Recent reports rank dental hygiene as the number ten job out of 100 jobs published by U.S. News, with a reported annual salary of $68,153. Despite these reports, dental hygienists nationwide report market saturation, poor pay, lack of benefits, and increasing demands on production. New graduates are forced to compete against desperate applicants possessing many years of experience, advanced degrees, and clinical expertise. Dentists are aware of the rigorous curriculum dental hygiene students endure, but what can a new graduate do to increase her chances of being hired?

Income power of hygienists and dental assistants in 100 U.S. cities

In addition to a saturated market, the hiring process for dental hygienists has changed dramatically. Applicants are being asked to do working interviews, which may last for days, even weeks. These dentists are in-turn filing a 1099-MISC with the IRS once the applicant reaches $600.00 worth of “services.” A 1099-MISC is used if you are an independent contractor since it is not clear from the IRS description that hygienists do not qualify as independent contractors. Independent contractors have no taxes withheld from their paychecks; the hygienist must pay federal and state income taxes quarterly on an estimated basis. How would a new graduate know how to encounter these hurdles?

You will stand out if you can demonstrate depth of clinical knowledge, beyond the educational setting. Dental hygiene students and dental hygienists alike are familiar with the typical interview questions such as: Do I get to order my own instruments? How long do I have with each patient? What are the benefits? These questions reflect poorly on the applicant, especially in a desperate market.
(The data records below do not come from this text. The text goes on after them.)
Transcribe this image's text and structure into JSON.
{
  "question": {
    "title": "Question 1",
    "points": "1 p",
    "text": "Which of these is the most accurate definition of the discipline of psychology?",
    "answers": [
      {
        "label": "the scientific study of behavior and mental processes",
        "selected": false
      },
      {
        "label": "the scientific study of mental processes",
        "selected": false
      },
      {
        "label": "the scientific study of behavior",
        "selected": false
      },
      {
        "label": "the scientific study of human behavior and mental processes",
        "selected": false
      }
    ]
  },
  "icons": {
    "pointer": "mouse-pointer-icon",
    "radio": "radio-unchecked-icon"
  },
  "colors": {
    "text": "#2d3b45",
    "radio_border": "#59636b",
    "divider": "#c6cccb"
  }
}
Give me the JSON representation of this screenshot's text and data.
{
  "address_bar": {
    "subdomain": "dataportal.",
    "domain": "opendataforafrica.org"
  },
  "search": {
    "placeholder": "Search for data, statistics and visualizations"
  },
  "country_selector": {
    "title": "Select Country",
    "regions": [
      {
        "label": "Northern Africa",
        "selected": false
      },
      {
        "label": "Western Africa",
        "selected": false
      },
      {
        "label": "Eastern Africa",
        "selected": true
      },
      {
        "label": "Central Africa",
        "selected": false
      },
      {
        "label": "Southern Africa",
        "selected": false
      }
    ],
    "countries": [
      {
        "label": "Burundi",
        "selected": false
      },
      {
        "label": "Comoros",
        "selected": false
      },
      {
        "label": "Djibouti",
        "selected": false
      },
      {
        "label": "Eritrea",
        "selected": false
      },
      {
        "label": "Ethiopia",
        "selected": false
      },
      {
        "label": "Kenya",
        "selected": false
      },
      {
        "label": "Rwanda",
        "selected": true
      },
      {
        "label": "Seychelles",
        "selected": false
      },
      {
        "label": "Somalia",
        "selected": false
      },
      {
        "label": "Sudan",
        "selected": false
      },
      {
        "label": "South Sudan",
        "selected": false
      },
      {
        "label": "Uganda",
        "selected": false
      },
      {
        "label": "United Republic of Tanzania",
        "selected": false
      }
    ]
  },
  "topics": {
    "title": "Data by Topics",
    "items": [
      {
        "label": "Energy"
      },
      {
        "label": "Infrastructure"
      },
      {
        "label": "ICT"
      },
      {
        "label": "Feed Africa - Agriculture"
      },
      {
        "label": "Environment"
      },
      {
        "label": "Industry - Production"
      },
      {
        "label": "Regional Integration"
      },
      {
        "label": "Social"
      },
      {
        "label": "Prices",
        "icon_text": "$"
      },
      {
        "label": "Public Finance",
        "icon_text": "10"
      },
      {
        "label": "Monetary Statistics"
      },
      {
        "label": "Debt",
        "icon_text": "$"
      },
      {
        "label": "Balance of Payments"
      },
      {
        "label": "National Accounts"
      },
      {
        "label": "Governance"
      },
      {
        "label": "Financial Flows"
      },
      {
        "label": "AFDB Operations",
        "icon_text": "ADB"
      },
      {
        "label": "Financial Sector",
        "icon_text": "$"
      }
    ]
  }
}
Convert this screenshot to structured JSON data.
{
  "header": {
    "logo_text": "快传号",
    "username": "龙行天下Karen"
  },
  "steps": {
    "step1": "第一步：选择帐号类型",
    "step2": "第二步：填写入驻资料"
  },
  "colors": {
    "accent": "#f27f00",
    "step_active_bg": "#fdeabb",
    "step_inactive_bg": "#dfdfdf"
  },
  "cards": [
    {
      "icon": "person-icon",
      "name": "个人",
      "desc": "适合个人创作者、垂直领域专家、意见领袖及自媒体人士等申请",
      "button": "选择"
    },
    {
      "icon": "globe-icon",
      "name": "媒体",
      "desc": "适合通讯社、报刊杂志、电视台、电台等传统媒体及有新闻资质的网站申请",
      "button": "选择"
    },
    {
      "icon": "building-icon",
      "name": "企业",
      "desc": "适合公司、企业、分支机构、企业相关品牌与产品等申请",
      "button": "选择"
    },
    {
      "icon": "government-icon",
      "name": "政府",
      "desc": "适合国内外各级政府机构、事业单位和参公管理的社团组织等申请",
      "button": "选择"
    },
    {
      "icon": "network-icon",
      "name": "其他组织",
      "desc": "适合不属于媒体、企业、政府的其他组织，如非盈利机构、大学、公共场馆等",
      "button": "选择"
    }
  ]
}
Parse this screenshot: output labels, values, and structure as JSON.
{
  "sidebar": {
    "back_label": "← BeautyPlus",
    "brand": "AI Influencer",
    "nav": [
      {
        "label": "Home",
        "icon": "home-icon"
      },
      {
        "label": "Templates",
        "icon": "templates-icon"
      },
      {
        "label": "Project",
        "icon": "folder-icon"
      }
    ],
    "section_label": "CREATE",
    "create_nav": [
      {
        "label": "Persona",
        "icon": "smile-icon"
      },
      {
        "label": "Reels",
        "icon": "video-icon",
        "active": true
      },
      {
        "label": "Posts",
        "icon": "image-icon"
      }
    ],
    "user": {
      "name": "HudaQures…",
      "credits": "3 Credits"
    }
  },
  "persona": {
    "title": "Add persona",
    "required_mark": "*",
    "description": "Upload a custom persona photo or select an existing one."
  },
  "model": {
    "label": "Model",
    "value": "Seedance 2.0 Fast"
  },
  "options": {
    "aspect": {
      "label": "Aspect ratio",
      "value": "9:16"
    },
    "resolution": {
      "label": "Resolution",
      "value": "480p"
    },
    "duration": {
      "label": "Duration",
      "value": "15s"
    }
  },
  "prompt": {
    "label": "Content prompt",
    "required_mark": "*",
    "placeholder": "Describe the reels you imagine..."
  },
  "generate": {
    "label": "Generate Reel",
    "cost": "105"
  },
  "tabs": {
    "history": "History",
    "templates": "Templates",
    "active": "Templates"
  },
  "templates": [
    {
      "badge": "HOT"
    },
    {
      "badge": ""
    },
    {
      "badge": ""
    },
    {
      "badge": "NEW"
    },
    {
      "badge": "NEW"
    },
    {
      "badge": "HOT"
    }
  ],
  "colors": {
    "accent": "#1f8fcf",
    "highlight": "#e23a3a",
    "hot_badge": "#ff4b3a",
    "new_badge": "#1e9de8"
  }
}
Hygienists must be familiar with current dental terminology codes (CDT), which many hygienists learn on the job rather than in school. To ask questions in an interview that demonstrate knowledge beyond the classroom, simply refer to CDT codes. A dentist will see this as production potential.

The dentist worries about hiring new graduates for several reasons, largely based on time management concerns, which ultimately affects production.

New graduates can demonstrate production potential at an interview simply by asking the right questions. These questions include:

Do you use the CDT code 4342 when scaling and root planing one to three teeth in conjunction with an adult prophy 1110?
CDT code 4342 is defined as scaling and root planing one to three teeth per quadrant. For example: A patient presents for a 1110 with two 6mm pockets. The 4342 allows the hygienist to bill for services she is already providing. This new code addresses fewer than four teeth in each quadrant needing root planing.

What is the office soft tissue management program for your 4910 patients?
It is important for the new graduate to discuss an office’s soft tissue management program or periodontal maintenance program because this will vary dramatically from the school setting. The new graduate must present herself as adaptable as well as knowledgeable beyond the classroom. If there is no soft tissue management program, offer to create one!

What is the office procedure for a patient who presents with heavy subgingival calculus and 4-6 mm pockets? Do we perform 4355 and reappoint for 4341?
Full mouth debridement (D4355) is defined as full mouth debridement to enable comprehensive oral evaluation. This code should not be abused, as it is not a definitive treatment —it is preparatory in nature. This code must be followed up with either a prophylaxis (D1110) or scaling and root planing (D4341/D4342). Gross debridement remains to be a controversial topic and is not part of most hygiene programs’ curricula. However, many dental offices use this code prior to scaling and root planing, so it is important to express knowledge of this code and/or procedure.

Chairside medicaments such as Arestin, supplemental fluorides (prescription and varnishes), and chlorhexidine are also ways a new graduate can demonstrate product knowledge and production potential. Ask questions like:

  • What chairside medicaments do you use?
  • How much do you charge for Arestin?
  • Do you participate in the Arestin Rx Access Program? (The Arestin Rx Access Program utilizes patients’ medical prescription benefits to cover the treatment.)
  • Do you sell Prevident in the office?

These questions demonstrate a hygienists’ knowledge beyond the classroom.

To compete in the current economic climate, a new graduate must demonstrate clinical knowledge beyond the classroom and educational setting. This can be accomplished by asking the right questions. The above questions allow the dentist to see that you possess more knowledge beyond four-hour prophy appointments, textbooks, and excessive documentation.

Dentists have the best job in 2013

Nicole Greco, BSDH, MA is program director of dental hygiene at Baker College of Auburn Hills in Auburn Hills, Michigan. Originally from New York City, she worked in private practice for many years while also teaching in the dental hygiene program at New York University College of Dentistry. Nicole works to maintain a bridge between the academic and clinical setting so students can more successfully merge the two following graduation.